Reaching out to community members who may have artifacts or stories to share isn’t the only challenge that GOHI staff have faced. Trivison shared with me the unique challenges of preserving and archiving more modern items than are typically collected by the Ohio History Connection.
We are running out of time to capture the brave oral histories from those revolutionaries, activists,
and trailblazers that made it possible for me to sit my mom down at Hyde Park when I was 20 years old and tell her I liked girls over a bottle of Cabernet. (Okay… two bottles of cabernet.)

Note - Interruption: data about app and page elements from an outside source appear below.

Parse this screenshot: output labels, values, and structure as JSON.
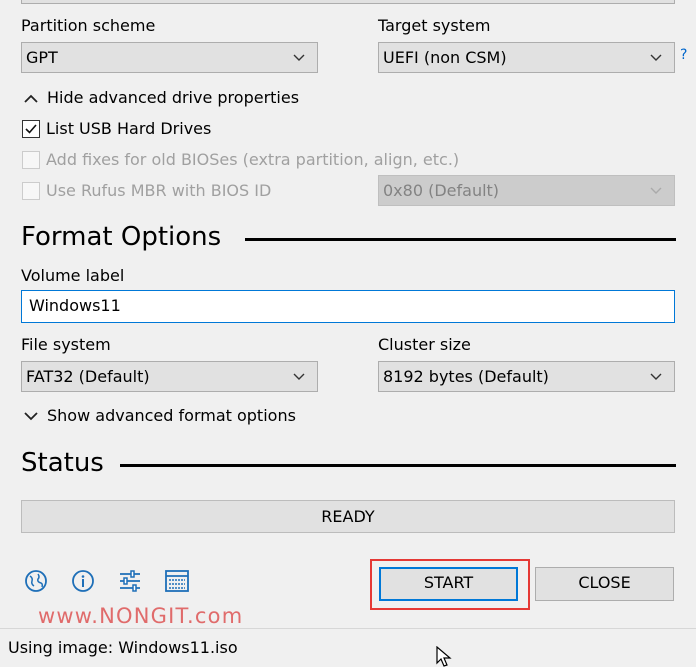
{
  "drive_properties": {
    "partition_scheme_label": "Partition scheme",
    "partition_scheme_value": "GPT",
    "target_system_label": "Target system",
    "target_system_value": "UEFI (non CSM)",
    "help_label": "?",
    "toggle_label": "Hide advanced drive properties",
    "list_usb_label": "List USB Hard Drives",
    "list_usb_checked": true,
    "add_fixes_label": "Add fixes for old BIOSes (extra partition, align, etc.)",
    "rufus_mbr_label": "Use Rufus MBR with BIOS ID",
    "bios_id_value": "0x80 (Default)"
  },
  "format_options": {
    "title": "Format Options",
    "volume_label_label": "Volume label",
    "volume_label_value": "Windows11",
    "file_system_label": "File system",
    "file_system_value": "FAT32 (Default)",
    "cluster_size_label": "Cluster size",
    "cluster_size_value": "8192 bytes (Default)",
    "toggle_label": "Show advanced format options"
  },
  "status": {
    "title": "Status",
    "progress_text": "READY"
  },
  "actions": {
    "start_label": "START",
    "close_label": "CLOSE"
  },
  "watermark": "www.NONGIT.com",
  "footer": {
    "text": "Using image: Windows11.iso"
  },
  "colors": {
    "accent": "#0078d7",
    "highlight": "#e53935",
    "icon_blue": "#1e6fb8"
  },
  "icons": [
    "globe-icon",
    "info-icon",
    "settings-sliders-icon",
    "log-icon"
  ]
}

“We have a condom from one of the Pride Parades, and none of us knew how to store it! One of the things I had to learn was how to properly store latex.” As a bonafide member of the queer community, and therefore born knowing how to store latex, I can only imagine what GOHI is going through. (Not to mention storing all that glitter!) Jokes aside, the thought of being able to see some of the first Pride protest signs that ever marched down Columbus streets in defiance of moral order would be pretty cool, not to mention the oral histories of those who marched.
GOHI is still a small collection, but it continues to grow. Down the road, an exhibition will most likely be in order, but until then, the project coordinators hope to continue gathering information and items that help reflect the truly remarkable path Ohio LGBT civil rights advocates have followed in what seems like only a few decades. Riots against police and violence have transformed into triumphant parades across the state with support from the cities and businesses that call Ohio home. I think last year’s Columbus Pride Parade featured more banks than drag queens. And you can criticize the gentrification of the Pride Festival, but the truth is that we have come a long way due to those original pioneering queers. Now, there are Pride parades all over Ohio: Toledo, Dayton, Youngstown…even Yellow Springs.
So as you see the banks and insurance companies and businesses march down High Street in Columbus this June in their matching t-shirts, maybe don’t scoff as loudly as you normally do. Take in the sights and sounds. Be grateful for how far we’ve come, and be aware that we still have a long way to go.
Interested in learning more? To contact GOHI, check out the Facebook page or email firstname.lastname@example.org. Brooke Cartus is a queer comedian and blogger based in Columbus. For more, visit brookecartus.com